  • Schedule Builder must not recommend a schedule that includes any courses a student has already taken (assuming the user has supplied this information) and must not recommend a schedule containing any courses for which the student has not met all prerequisites.

Manual Schedule Management

  • The user can create schedules manually by adding and removing specific courses; s/he should see the results of this immediately. This means the user can either edit a schedule recommended by CourseCorrect or create a new schedule from scratch.
  • The software will allow the user to build, examine, and edit many schedules simultaneously. That is, the user may create one schedule with one set of courses, and a separate schedule with another set of courses.
  • The user can add or remove any section of any course to any schedule (even if it's one the computer has proposed), and can copy or move sections from one schedule to another.

Development Plan

  1. Algorithm Research
    I'll begin by researching existing algorithms in areas ranging from basic scheduling problems to logical programming. The scheduling problem I need to solve is novel in its particulars, but has already been solved in pieces by many other researchers. From their experience I'll build an algorithm on paper to solve the schedule-building problem.
  2. Schedule Requirements and Prerequisite Graphs
    Based on the input needs of the Schedule Builder algorithm, I'll implement the ability to understand and parse requirements in CourseCorrect.
  3. Algorithm Implementation
    After having constructed data for a sample degree program, I'll implement the algorithm itself, without regard (yet) to the user interface.
  4. Application Development
    This part of the project is a complex but routine software development task. I'll need to construct an interface for all the features listed above (including all the interaction with the Schedule Builder), test it, and allow users (students) to try it and offer feedback.


Upon completing this project, I'll provide the following deliverables to the department:

  • CourseCorrect Executable
    I will supply the complete application in a fully functional state, usable by any student or faculty member at UVM.
  • User's Guide
    This documentation will be written for the end user, describing all the application's features and how to apply them toward creating the ideal schedule, verifying the integrity of a proposed schedule against degree requirements, et cetera. It may come in the form of built-in help pages, or of an online reference manual.
  • Systems Manual
    This documentation, separate from the inline comments in the code and from the user's manual, will describe the construction of the overall application, including full details on the algorithm used to build a schedule.

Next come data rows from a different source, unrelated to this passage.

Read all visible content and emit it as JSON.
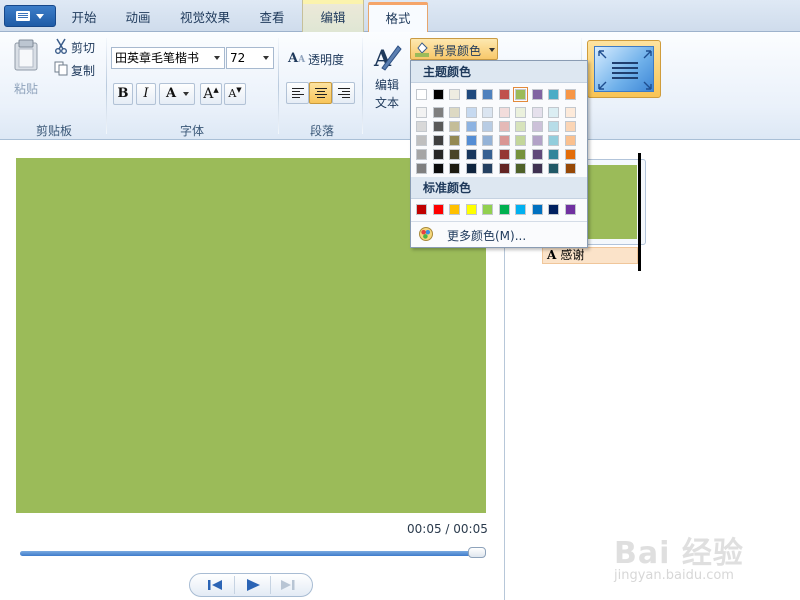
{
  "tabs": [
    {
      "label": "开始"
    },
    {
      "label": "动画"
    },
    {
      "label": "视觉效果"
    },
    {
      "label": "查看"
    },
    {
      "label": "编辑"
    },
    {
      "label": "格式"
    }
  ],
  "ribbon": {
    "clipboard": {
      "paste": "粘贴",
      "cut": "剪切",
      "copy": "复制",
      "group": "剪贴板"
    },
    "font": {
      "family": "田英章毛笔楷书",
      "size": "72",
      "bold": "B",
      "italic": "I",
      "color": "A",
      "grow": "A",
      "shrink": "A",
      "group": "字体"
    },
    "paragraph": {
      "transparency": "透明度",
      "group": "段落"
    },
    "edit_text": {
      "line1": "编辑",
      "line2": "文本"
    },
    "bg_color": {
      "label": "背景颜色"
    }
  },
  "color_menu": {
    "theme_title": "主题颜色",
    "standard_title": "标准颜色",
    "more": "更多颜色(M)...",
    "theme_top": [
      "#ffffff",
      "#000000",
      "#eeece1",
      "#1f497d",
      "#4f81bd",
      "#c0504d",
      "#9bbb59",
      "#8064a2",
      "#4bacc6",
      "#f79646"
    ],
    "theme_shades": [
      [
        "#f2f2f2",
        "#d8d8d8",
        "#bfbfbf",
        "#a5a5a5",
        "#7f7f7f"
      ],
      [
        "#7f7f7f",
        "#595959",
        "#3f3f3f",
        "#262626",
        "#0c0c0c"
      ],
      [
        "#ddd9c3",
        "#c4bd97",
        "#938953",
        "#494429",
        "#1d1b10"
      ],
      [
        "#c6d9f0",
        "#8db3e2",
        "#548dd4",
        "#17365d",
        "#0f243e"
      ],
      [
        "#dbe5f1",
        "#b8cce4",
        "#95b3d7",
        "#366092",
        "#244061"
      ],
      [
        "#f2dcdb",
        "#e5b9b7",
        "#d99694",
        "#953734",
        "#632423"
      ],
      [
        "#ebf1dd",
        "#d7e3bc",
        "#c3d69b",
        "#76923c",
        "#4f6128"
      ],
      [
        "#e5e0ec",
        "#ccc1d9",
        "#b2a2c7",
        "#5f497a",
        "#3f3151"
      ],
      [
        "#dbeef3",
        "#b7dde8",
        "#92cddc",
        "#31859b",
        "#205867"
      ],
      [
        "#fdeada",
        "#fbd5b5",
        "#fac08f",
        "#e36c09",
        "#974806"
      ]
    ],
    "standard": [
      "#c00000",
      "#ff0000",
      "#ffc000",
      "#ffff00",
      "#92d050",
      "#00b050",
      "#00b0f0",
      "#0070c0",
      "#002060",
      "#7030a0"
    ],
    "selected_index": 6
  },
  "preview": {
    "time": "00:05 / 00:05",
    "progress": 1.0,
    "frame_color": "#9bbb59"
  },
  "storyboard": {
    "caption_icon": "A",
    "caption": "感谢"
  },
  "watermark": {
    "logo": "Bai 经验",
    "site": "jingyan.baidu.com"
  }
}
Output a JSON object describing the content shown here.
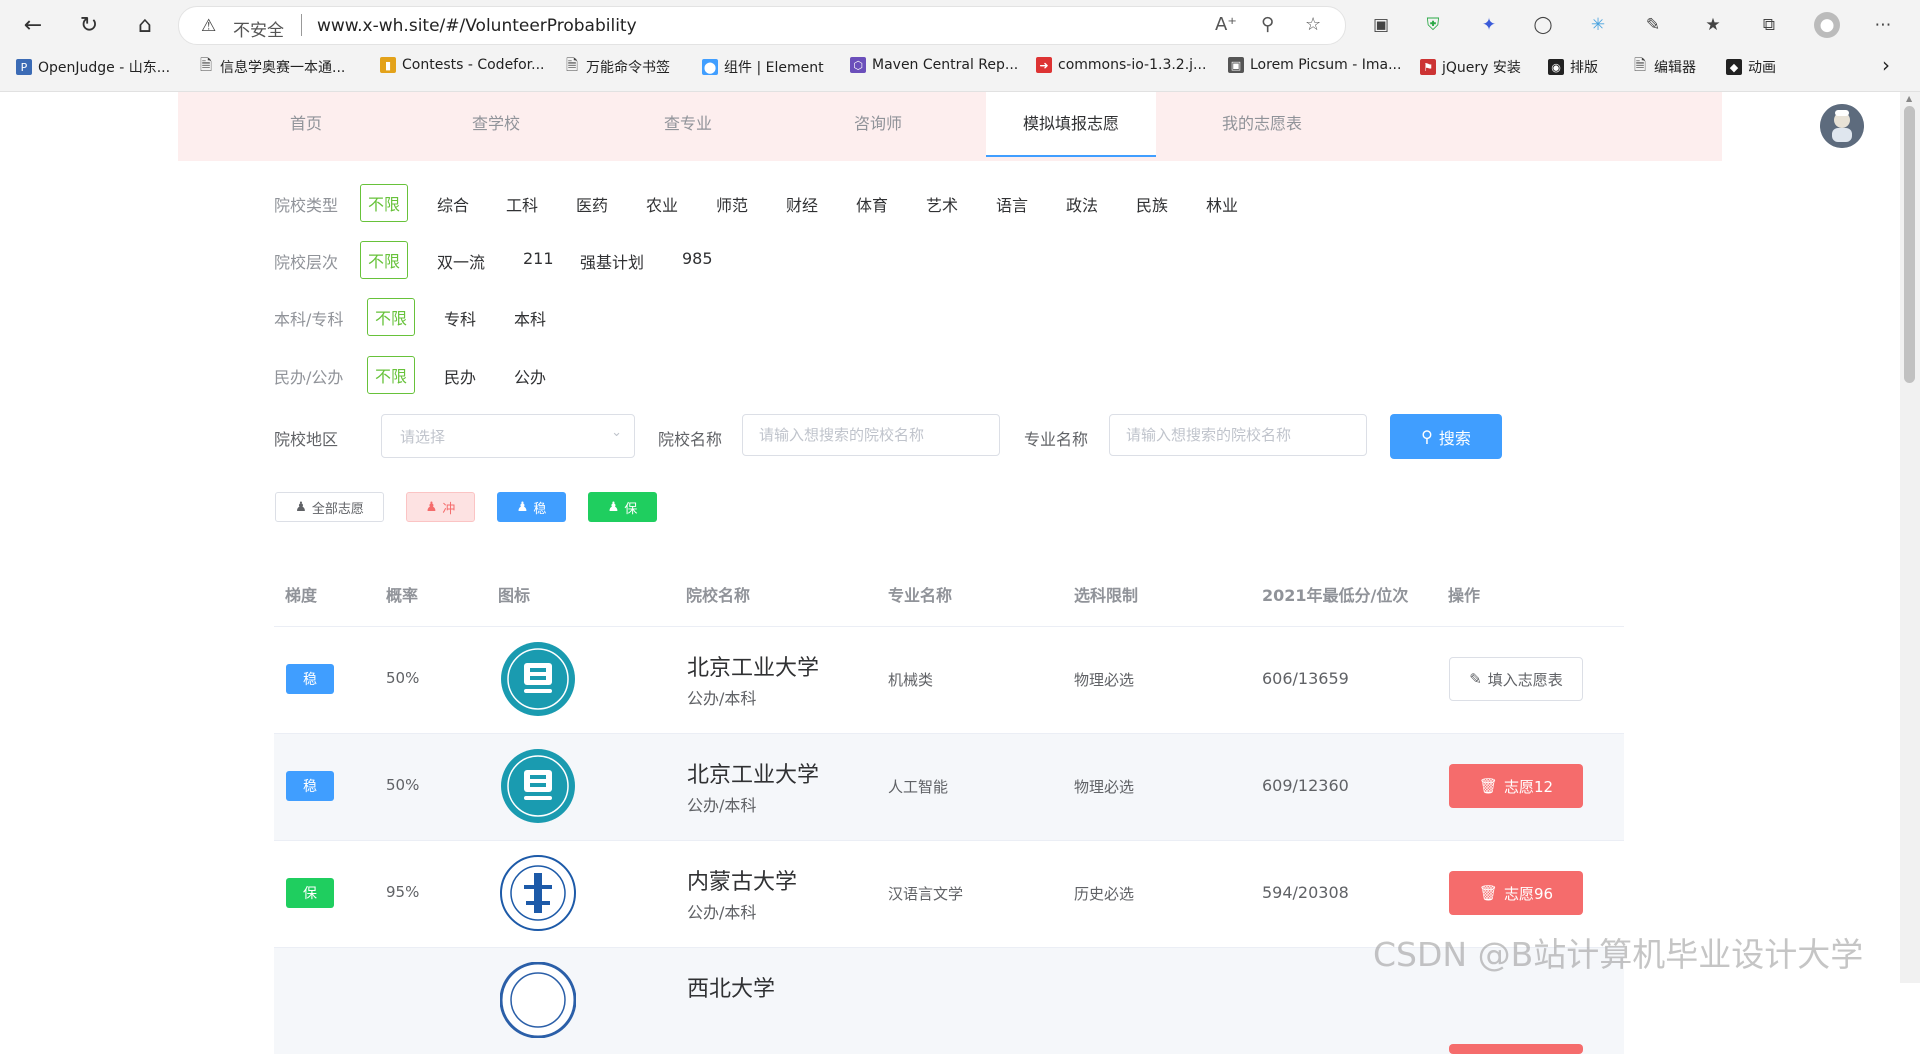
{
  "browser": {
    "insecure_label": "不安全",
    "url": "www.x-wh.site/#/VolunteerProbability",
    "bookmarks": [
      {
        "label": "OpenJudge - 山东...",
        "icon": "poj-icon"
      },
      {
        "label": "信息学奥赛一本通...",
        "icon": "page-icon"
      },
      {
        "label": "Contests - Codefor...",
        "icon": "codeforces-icon"
      },
      {
        "label": "万能命令书签",
        "icon": "page-icon"
      },
      {
        "label": "组件 | Element",
        "icon": "element-icon"
      },
      {
        "label": "Maven Central Rep...",
        "icon": "maven-icon"
      },
      {
        "label": "commons-io-1.3.2.j...",
        "icon": "mvn-repo-icon"
      },
      {
        "label": "Lorem Picsum - Ima...",
        "icon": "image-icon"
      },
      {
        "label": "jQuery 安装",
        "icon": "runoob-icon"
      },
      {
        "label": "排版",
        "icon": "github-icon"
      },
      {
        "label": "编辑器",
        "icon": "page-icon"
      },
      {
        "label": "动画",
        "icon": "diamond-icon"
      }
    ]
  },
  "nav": {
    "items": [
      "首页",
      "查学校",
      "查专业",
      "咨询师",
      "模拟填报志愿",
      "我的志愿表"
    ],
    "active_index": 4
  },
  "filters": {
    "type": {
      "label": "院校类型",
      "options": [
        "不限",
        "综合",
        "工科",
        "医药",
        "农业",
        "师范",
        "财经",
        "体育",
        "艺术",
        "语言",
        "政法",
        "民族",
        "林业"
      ]
    },
    "level": {
      "label": "院校层次",
      "options": [
        "不限",
        "双一流",
        "211",
        "强基计划",
        "985"
      ]
    },
    "degree": {
      "label": "本科/专科",
      "options": [
        "不限",
        "专科",
        "本科"
      ]
    },
    "ownership": {
      "label": "民办/公办",
      "options": [
        "不限",
        "民办",
        "公办"
      ]
    }
  },
  "search": {
    "region_label": "院校地区",
    "region_placeholder": "请选择",
    "school_label": "院校名称",
    "school_placeholder": "请输入想搜索的院校名称",
    "major_label": "专业名称",
    "major_placeholder": "请输入想搜索的院校名称",
    "button": "搜索"
  },
  "tags": {
    "all": "全部志愿",
    "rush": "冲",
    "steady": "稳",
    "safe": "保"
  },
  "table": {
    "headers": [
      "梯度",
      "概率",
      "图标",
      "院校名称",
      "专业名称",
      "选科限制",
      "2021年最低分/位次",
      "操作"
    ],
    "rows": [
      {
        "level": "稳",
        "prob": "50%",
        "school": "北京工业大学",
        "type": "公办/本科",
        "major": "机械类",
        "subject": "物理必选",
        "score": "606/13659",
        "action": "填入志愿表",
        "action_type": "fill"
      },
      {
        "level": "稳",
        "prob": "50%",
        "school": "北京工业大学",
        "type": "公办/本科",
        "major": "人工智能",
        "subject": "物理必选",
        "score": "609/12360",
        "action": "志愿12",
        "action_type": "remove"
      },
      {
        "level": "保",
        "prob": "95%",
        "school": "内蒙古大学",
        "type": "公办/本科",
        "major": "汉语言文学",
        "subject": "历史必选",
        "score": "594/20308",
        "action": "志愿96",
        "action_type": "remove"
      },
      {
        "level": "",
        "prob": "",
        "school": "西北大学",
        "type": "",
        "major": "",
        "subject": "",
        "score": "",
        "action": "",
        "action_type": "remove"
      }
    ]
  },
  "colors": {
    "steady": "#409eff",
    "safe": "#1fce5f",
    "rush_bg": "#fde2e2",
    "rush_text": "#f56c6c",
    "accent": "#409eff",
    "danger": "#f56c6c",
    "selected_option": "#67c23a"
  },
  "watermark": "CSDN @B站计算机毕业设计大学"
}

It will be produced as a website.
  • Presentation and Demonstration Finally I will discuss the application from a technical perspective (how it's constructed and how the algorithm functions) and demonstrate its most interesting features before an open audience of interested Computer Science faculty and students and any others who wish to attend.